What this task involves → Only the pictures are to be left out; return the rest of the data exactly as it stands.
----- Records shown
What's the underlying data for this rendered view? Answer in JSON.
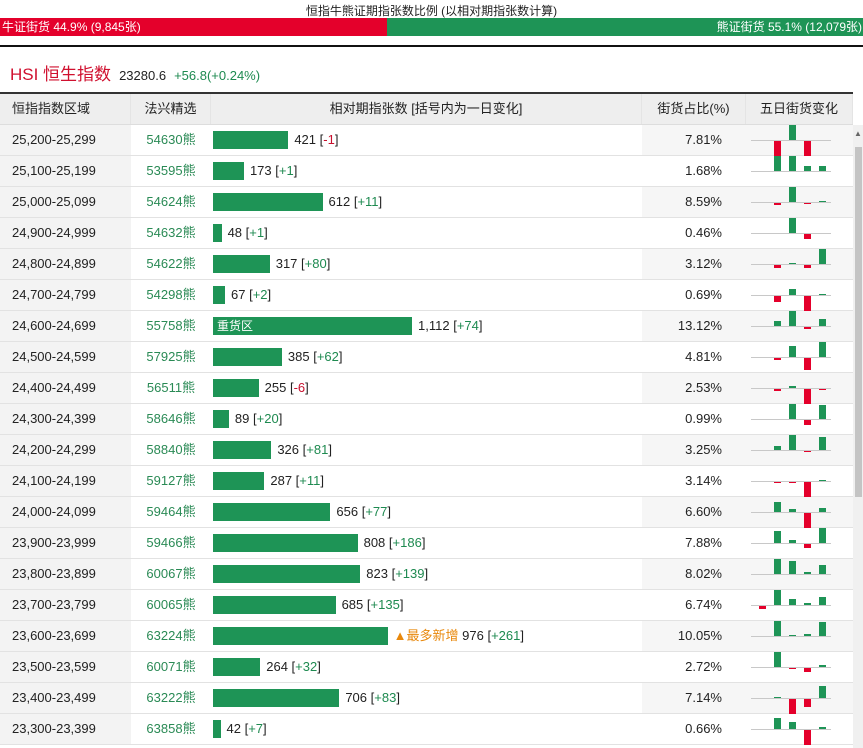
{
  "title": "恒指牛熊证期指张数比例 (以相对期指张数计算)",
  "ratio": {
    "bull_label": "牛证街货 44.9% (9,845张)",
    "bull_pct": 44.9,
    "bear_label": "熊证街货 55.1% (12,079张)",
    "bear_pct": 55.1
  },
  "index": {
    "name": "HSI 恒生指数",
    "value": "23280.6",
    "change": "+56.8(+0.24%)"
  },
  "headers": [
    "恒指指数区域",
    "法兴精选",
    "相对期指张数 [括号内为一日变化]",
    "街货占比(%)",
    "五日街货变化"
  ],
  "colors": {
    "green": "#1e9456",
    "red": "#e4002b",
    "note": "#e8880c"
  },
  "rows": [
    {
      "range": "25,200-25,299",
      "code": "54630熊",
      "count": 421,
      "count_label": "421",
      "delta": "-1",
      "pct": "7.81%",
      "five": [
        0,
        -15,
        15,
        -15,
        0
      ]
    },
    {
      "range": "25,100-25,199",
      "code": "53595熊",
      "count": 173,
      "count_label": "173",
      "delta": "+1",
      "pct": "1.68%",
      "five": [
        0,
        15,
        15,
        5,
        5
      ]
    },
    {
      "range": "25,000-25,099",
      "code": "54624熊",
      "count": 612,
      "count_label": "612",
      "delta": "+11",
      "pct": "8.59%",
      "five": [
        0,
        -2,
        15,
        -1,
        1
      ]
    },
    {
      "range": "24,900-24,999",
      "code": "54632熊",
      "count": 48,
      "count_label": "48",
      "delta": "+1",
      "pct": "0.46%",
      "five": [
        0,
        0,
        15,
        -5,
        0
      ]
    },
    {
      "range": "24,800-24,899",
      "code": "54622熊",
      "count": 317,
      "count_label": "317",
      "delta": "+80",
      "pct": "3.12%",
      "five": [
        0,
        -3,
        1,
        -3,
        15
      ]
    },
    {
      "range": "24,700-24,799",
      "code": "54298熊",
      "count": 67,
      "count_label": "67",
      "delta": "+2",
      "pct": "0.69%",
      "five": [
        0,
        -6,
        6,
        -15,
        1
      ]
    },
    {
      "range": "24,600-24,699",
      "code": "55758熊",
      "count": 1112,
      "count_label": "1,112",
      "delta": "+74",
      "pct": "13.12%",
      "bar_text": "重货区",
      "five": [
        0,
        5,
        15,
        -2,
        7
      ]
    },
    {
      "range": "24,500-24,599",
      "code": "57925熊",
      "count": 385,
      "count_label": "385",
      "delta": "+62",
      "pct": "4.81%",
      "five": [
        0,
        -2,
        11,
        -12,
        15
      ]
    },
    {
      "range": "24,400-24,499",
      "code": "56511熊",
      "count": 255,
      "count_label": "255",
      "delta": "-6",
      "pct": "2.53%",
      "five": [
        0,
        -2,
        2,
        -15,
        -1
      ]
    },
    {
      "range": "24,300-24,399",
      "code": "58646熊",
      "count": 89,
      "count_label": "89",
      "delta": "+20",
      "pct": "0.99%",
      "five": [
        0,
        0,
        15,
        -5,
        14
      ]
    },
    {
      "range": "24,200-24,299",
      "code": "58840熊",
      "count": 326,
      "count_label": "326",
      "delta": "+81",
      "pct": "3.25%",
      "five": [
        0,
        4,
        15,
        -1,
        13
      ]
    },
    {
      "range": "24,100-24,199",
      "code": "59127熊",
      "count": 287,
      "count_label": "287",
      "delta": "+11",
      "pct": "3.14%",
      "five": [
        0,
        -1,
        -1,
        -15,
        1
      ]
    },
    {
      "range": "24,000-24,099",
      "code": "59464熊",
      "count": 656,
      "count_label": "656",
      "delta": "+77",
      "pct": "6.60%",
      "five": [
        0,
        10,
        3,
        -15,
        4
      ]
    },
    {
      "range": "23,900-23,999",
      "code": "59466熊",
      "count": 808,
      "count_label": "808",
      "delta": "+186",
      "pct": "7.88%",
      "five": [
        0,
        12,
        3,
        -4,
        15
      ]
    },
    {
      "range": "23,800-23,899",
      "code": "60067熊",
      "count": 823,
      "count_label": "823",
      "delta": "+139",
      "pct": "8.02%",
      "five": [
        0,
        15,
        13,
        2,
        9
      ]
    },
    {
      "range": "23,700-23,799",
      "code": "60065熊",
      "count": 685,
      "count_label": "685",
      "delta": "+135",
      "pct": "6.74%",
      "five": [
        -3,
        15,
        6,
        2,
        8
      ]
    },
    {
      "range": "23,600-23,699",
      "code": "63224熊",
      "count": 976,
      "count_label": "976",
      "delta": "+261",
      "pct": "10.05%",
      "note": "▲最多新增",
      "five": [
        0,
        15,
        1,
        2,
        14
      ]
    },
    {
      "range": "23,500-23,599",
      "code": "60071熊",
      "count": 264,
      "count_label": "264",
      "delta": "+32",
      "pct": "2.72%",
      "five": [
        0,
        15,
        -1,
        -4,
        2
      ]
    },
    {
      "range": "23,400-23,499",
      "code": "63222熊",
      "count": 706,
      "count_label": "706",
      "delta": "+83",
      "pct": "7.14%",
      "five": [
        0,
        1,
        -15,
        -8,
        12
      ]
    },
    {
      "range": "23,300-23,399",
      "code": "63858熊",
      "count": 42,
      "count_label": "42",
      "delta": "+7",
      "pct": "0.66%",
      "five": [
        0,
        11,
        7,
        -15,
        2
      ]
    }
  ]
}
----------
Solution →
What's the underlying data for this rendered view? Answer in JSON.
{
  "title": "恒指牛熊证期指张数比例 (以相对期指张数计算)",
  "ratio": {
    "bull_label": "牛证街货 44.9% (9,845张)",
    "bull_pct": 44.9,
    "bear_label": "熊证街货 55.1% (12,079张)",
    "bear_pct": 55.1
  },
  "index": {
    "name": "HSI 恒生指数",
    "value": "23280.6",
    "change": "+56.8(+0.24%)"
  },
  "headers": [
    "恒指指数区域",
    "法兴精选",
    "相对期指张数 [括号内为一日变化]",
    "街货占比(%)",
    "五日街货变化"
  ],
  "colors": {
    "green": "#1e9456",
    "red": "#e4002b",
    "note": "#e8880c"
  },
  "rows": [
    {
      "range": "25,200-25,299",
      "code": "54630熊",
      "count": 421,
      "count_label": "421",
      "delta": "-1",
      "pct": "7.81%",
      "five": [
        0,
        -15,
        15,
        -15,
        0
      ]
    },
    {
      "range": "25,100-25,199",
      "code": "53595熊",
      "count": 173,
      "count_label": "173",
      "delta": "+1",
      "pct": "1.68%",
      "five": [
        0,
        15,
        15,
        5,
        5
      ]
    },
    {
      "range": "25,000-25,099",
      "code": "54624熊",
      "count": 612,
      "count_label": "612",
      "delta": "+11",
      "pct": "8.59%",
      "five": [
        0,
        -2,
        15,
        -1,
        1
      ]
    },
    {
      "range": "24,900-24,999",
      "code": "54632熊",
      "count": 48,
      "count_label": "48",
      "delta": "+1",
      "pct": "0.46%",
      "five": [
        0,
        0,
        15,
        -5,
        0
      ]
    },
    {
      "range": "24,800-24,899",
      "code": "54622熊",
      "count": 317,
      "count_label": "317",
      "delta": "+80",
      "pct": "3.12%",
      "five": [
        0,
        -3,
        1,
        -3,
        15
      ]
    },
    {
      "range": "24,700-24,799",
      "code": "54298熊",
      "count": 67,
      "count_label": "67",
      "delta": "+2",
      "pct": "0.69%",
      "five": [
        0,
        -6,
        6,
        -15,
        1
      ]
    },
    {
      "range": "24,600-24,699",
      "code": "55758熊",
      "count": 1112,
      "count_label": "1,112",
      "delta": "+74",
      "pct": "13.12%",
      "bar_text": "重货区",
      "five": [
        0,
        5,
        15,
        -2,
        7
      ]
    },
    {
      "range": "24,500-24,599",
      "code": "57925熊",
      "count": 385,
      "count_label": "385",
      "delta": "+62",
      "pct": "4.81%",
      "five": [
        0,
        -2,
        11,
        -12,
        15
      ]
    },
    {
      "range": "24,400-24,499",
      "code": "56511熊",
      "count": 255,
      "count_label": "255",
      "delta": "-6",
      "pct": "2.53%",
      "five": [
        0,
        -2,
        2,
        -15,
        -1
      ]
    },
    {
      "range": "24,300-24,399",
      "code": "58646熊",
      "count": 89,
      "count_label": "89",
      "delta": "+20",
      "pct": "0.99%",
      "five": [
        0,
        0,
        15,
        -5,
        14
      ]
    },
    {
      "range": "24,200-24,299",
      "code": "58840熊",
      "count": 326,
      "count_label": "326",
      "delta": "+81",
      "pct": "3.25%",
      "five": [
        0,
        4,
        15,
        -1,
        13
      ]
    },
    {
      "range": "24,100-24,199",
      "code": "59127熊",
      "count": 287,
      "count_label": "287",
      "delta": "+11",
      "pct": "3.14%",
      "five": [
        0,
        -1,
        -1,
        -15,
        1
      ]
    },
    {
      "range": "24,000-24,099",
      "code": "59464熊",
      "count": 656,
      "count_label": "656",
      "delta": "+77",
      "pct": "6.60%",
      "five": [
        0,
        10,
        3,
        -15,
        4
      ]
    },
    {
      "range": "23,900-23,999",
      "code": "59466熊",
      "count": 808,
      "count_label": "808",
      "delta": "+186",
      "pct": "7.88%",
      "five": [
        0,
        12,
        3,
        -4,
        15
      ]
    },
    {
      "range": "23,800-23,899",
      "code": "60067熊",
      "count": 823,
      "count_label": "823",
      "delta": "+139",
      "pct": "8.02%",
      "five": [
        0,
        15,
        13,
        2,
        9
      ]
    },
    {
      "range": "23,700-23,799",
      "code": "60065熊",
      "count": 685,
      "count_label": "685",
      "delta": "+135",
      "pct": "6.74%",
      "five": [
        -3,
        15,
        6,
        2,
        8
      ]
    },
    {
      "range": "23,600-23,699",
      "code": "63224熊",
      "count": 976,
      "count_label": "976",
      "delta": "+261",
      "pct": "10.05%",
      "note": "▲最多新增",
      "five": [
        0,
        15,
        1,
        2,
        14
      ]
    },
    {
      "range": "23,500-23,599",
      "code": "60071熊",
      "count": 264,
      "count_label": "264",
      "delta": "+32",
      "pct": "2.72%",
      "five": [
        0,
        15,
        -1,
        -4,
        2
      ]
    },
    {
      "range": "23,400-23,499",
      "code": "63222熊",
      "count": 706,
      "count_label": "706",
      "delta": "+83",
      "pct": "7.14%",
      "five": [
        0,
        1,
        -15,
        -8,
        12
      ]
    },
    {
      "range": "23,300-23,399",
      "code": "63858熊",
      "count": 42,
      "count_label": "42",
      "delta": "+7",
      "pct": "0.66%",
      "five": [
        0,
        11,
        7,
        -15,
        2
      ]
    }
  ]
}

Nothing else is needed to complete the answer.